» **TASK OBJECTIVE**
Search the listing below for "text". Copy each matching line.

» **RECORDS**

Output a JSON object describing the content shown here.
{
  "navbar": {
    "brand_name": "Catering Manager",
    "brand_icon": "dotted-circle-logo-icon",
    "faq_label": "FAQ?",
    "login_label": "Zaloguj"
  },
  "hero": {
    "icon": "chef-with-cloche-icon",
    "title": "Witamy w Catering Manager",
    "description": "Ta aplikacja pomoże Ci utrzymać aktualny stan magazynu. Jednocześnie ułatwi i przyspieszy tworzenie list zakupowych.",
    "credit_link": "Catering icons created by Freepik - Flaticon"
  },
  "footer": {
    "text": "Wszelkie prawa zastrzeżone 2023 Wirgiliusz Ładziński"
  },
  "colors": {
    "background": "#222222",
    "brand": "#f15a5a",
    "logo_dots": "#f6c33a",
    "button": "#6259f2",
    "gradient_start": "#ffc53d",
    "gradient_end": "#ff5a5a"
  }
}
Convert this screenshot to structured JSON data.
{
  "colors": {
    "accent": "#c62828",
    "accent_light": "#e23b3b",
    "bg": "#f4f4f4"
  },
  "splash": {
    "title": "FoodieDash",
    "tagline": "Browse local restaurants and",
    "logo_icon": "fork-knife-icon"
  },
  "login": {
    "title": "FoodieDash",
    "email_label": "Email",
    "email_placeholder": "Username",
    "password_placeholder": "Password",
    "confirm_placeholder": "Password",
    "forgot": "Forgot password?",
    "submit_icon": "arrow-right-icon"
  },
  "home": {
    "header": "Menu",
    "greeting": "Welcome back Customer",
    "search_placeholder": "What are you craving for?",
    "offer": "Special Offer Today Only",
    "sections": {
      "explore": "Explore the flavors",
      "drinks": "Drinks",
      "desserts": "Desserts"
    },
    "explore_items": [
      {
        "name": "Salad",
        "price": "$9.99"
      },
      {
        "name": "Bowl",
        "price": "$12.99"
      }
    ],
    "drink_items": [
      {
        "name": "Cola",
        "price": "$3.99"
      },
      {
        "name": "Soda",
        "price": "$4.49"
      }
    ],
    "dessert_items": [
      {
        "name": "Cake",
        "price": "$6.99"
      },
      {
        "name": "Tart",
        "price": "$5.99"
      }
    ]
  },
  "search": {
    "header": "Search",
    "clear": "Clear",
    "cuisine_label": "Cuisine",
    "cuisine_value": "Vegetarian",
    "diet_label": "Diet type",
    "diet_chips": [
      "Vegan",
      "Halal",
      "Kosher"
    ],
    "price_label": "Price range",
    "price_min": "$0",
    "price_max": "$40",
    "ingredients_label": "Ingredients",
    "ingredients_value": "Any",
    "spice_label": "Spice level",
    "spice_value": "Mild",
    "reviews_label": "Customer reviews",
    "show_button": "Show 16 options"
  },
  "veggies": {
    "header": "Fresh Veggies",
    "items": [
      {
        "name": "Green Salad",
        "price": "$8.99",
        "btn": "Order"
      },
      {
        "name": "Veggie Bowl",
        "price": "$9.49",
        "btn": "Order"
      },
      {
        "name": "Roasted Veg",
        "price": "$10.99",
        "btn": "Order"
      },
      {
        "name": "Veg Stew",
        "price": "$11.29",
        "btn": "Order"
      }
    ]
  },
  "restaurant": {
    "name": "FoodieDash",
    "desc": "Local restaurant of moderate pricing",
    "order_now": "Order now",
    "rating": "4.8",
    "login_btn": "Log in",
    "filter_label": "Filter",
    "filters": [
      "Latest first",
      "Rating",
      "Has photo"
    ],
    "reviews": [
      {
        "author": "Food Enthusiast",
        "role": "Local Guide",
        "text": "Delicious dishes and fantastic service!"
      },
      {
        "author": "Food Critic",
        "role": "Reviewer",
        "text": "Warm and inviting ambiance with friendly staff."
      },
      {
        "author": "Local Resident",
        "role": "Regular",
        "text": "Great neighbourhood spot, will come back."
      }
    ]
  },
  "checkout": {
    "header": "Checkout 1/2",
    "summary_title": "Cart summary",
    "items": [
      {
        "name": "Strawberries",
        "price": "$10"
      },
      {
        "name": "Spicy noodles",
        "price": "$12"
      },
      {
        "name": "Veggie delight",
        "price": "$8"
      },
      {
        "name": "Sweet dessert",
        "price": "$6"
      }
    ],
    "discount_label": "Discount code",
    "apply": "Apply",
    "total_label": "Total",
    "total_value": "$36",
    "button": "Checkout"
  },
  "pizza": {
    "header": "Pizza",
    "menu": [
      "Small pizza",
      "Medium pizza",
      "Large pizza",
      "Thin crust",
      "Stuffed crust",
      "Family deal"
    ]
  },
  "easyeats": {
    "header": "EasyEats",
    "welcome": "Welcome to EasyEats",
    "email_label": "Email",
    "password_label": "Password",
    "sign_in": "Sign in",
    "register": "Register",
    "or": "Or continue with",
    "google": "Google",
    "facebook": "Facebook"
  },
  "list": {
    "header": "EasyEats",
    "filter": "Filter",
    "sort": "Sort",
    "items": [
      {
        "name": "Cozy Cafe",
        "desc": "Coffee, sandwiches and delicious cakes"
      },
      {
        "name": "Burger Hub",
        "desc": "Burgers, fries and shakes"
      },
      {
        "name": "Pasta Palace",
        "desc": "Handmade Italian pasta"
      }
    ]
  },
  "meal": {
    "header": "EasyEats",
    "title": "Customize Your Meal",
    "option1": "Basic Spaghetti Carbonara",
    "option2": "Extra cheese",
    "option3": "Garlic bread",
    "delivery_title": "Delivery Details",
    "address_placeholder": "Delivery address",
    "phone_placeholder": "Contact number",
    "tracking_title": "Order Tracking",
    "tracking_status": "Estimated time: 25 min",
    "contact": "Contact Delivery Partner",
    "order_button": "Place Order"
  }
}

» **SOLUTION BELOW**
    "text": "Wszelkie prawa zastrzeżone 2023 Wirgiliusz Ładziński"
        "text": "Delicious dishes and fantastic service!"
        "text": "Warm and inviting ambiance with friendly staff."
        "text": "Great neighbourhood spot, will come back."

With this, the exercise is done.